+++ EXTRACTED INFORMATION +++

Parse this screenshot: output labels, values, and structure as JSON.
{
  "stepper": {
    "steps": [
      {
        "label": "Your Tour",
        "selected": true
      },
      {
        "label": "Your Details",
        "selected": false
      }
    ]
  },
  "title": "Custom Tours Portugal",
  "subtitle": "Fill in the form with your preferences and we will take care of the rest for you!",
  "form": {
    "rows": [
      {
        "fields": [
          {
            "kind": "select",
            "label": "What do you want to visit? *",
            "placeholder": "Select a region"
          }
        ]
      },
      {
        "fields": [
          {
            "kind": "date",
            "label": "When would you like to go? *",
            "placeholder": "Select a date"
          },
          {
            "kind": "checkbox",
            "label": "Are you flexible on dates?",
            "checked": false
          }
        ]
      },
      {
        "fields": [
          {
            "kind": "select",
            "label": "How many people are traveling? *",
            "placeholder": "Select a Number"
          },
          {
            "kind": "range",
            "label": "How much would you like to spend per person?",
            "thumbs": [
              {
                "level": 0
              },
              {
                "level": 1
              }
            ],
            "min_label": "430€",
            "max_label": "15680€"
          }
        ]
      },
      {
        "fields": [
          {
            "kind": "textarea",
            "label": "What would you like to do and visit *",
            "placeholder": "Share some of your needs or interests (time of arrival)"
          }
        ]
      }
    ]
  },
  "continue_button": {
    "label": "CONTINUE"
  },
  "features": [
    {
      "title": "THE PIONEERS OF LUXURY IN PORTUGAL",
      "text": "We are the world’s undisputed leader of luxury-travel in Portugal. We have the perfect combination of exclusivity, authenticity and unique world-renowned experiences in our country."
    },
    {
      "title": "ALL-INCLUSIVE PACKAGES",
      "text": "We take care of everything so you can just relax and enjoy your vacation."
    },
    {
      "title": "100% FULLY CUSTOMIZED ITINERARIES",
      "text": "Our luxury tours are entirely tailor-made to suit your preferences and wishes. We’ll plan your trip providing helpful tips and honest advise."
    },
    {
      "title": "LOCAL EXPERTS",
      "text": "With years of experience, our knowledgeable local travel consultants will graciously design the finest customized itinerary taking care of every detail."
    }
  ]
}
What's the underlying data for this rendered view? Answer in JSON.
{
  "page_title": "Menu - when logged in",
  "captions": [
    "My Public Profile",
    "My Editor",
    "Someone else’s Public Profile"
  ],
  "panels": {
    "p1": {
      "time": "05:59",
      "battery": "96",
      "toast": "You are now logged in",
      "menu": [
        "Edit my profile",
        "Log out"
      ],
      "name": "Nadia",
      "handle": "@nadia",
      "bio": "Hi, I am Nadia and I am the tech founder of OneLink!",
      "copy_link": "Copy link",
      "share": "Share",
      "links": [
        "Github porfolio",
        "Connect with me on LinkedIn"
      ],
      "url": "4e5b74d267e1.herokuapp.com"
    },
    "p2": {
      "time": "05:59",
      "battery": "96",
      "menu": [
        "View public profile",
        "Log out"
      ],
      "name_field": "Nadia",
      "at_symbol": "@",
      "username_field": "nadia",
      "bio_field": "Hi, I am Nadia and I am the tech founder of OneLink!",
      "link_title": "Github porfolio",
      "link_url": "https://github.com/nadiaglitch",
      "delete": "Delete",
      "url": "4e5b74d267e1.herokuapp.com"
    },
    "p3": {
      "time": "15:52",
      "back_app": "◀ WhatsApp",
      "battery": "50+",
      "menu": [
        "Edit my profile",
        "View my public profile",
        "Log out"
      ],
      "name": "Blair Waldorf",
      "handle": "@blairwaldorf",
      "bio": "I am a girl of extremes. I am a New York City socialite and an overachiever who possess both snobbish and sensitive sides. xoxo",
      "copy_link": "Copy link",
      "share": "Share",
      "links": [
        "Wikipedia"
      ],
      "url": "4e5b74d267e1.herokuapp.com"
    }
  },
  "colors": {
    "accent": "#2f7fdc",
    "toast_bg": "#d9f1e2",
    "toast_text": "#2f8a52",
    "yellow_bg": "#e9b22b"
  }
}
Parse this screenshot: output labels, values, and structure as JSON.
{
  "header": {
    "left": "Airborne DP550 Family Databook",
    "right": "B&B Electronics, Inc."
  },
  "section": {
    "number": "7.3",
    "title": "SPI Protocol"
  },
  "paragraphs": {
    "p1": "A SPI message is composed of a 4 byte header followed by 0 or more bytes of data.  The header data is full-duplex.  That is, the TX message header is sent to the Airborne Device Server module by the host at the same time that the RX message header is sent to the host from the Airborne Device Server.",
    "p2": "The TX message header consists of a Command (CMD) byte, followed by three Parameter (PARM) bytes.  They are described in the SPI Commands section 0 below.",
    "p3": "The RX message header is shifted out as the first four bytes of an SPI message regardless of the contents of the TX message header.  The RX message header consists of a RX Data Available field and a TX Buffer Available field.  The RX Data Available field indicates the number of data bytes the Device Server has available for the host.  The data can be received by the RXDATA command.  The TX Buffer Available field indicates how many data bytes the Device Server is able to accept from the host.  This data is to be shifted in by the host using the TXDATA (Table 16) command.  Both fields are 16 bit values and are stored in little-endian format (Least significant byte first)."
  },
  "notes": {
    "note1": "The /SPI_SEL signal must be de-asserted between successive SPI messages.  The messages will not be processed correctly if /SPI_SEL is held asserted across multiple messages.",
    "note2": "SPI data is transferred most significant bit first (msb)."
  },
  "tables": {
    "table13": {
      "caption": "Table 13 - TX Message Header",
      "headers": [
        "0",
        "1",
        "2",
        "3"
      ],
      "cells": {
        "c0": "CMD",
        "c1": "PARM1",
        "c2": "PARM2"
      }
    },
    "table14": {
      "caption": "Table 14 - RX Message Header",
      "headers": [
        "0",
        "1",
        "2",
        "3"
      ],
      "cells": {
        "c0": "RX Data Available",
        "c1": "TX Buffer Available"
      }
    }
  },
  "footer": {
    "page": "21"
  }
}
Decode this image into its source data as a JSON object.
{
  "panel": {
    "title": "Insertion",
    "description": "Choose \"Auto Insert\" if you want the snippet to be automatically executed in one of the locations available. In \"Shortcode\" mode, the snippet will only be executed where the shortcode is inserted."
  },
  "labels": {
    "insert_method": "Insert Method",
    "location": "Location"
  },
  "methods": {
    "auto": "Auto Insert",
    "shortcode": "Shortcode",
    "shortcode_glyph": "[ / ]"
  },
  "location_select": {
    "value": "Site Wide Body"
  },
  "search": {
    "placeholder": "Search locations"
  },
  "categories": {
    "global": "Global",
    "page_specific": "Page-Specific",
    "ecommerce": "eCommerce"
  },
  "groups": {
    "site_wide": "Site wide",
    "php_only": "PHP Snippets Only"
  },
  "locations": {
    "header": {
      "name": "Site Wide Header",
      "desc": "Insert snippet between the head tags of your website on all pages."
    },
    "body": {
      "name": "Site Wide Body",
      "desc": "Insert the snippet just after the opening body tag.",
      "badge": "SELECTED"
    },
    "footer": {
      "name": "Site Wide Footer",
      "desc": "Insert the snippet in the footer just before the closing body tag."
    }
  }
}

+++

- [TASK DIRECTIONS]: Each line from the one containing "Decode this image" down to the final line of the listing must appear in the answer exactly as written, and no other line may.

- [TASK SOLUTION]:
Decode this image into its source data as a JSON object.
{
  "panel": {
    "title": "Insertion",
    "description": "Choose \"Auto Insert\" if you want the snippet to be automatically executed in one of the locations available. In \"Shortcode\" mode, the snippet will only be executed where the shortcode is inserted."
  },
  "labels": {
    "insert_method": "Insert Method",
    "location": "Location"
  },
  "methods": {
    "auto": "Auto Insert",
    "shortcode": "Shortcode",
    "shortcode_glyph": "[ / ]"
  },
  "location_select": {
    "value": "Site Wide Body"
  },
  "search": {
    "placeholder": "Search locations"
  },
  "categories": {
    "global": "Global",
    "page_specific": "Page-Specific",
    "ecommerce": "eCommerce"
  },
  "groups": {
    "site_wide": "Site wide",
    "php_only": "PHP Snippets Only"
  },
  "locations": {
    "header": {
      "name": "Site Wide Header",
      "desc": "Insert snippet between the head tags of your website on all pages."
    },
    "body": {
      "name": "Site Wide Body",
      "desc": "Insert the snippet just after the opening body tag.",
      "badge": "SELECTED"
    },
    "footer": {
      "name": "Site Wide Footer",
      "desc": "Insert the snippet in the footer just before the closing body tag."
    }
  }
}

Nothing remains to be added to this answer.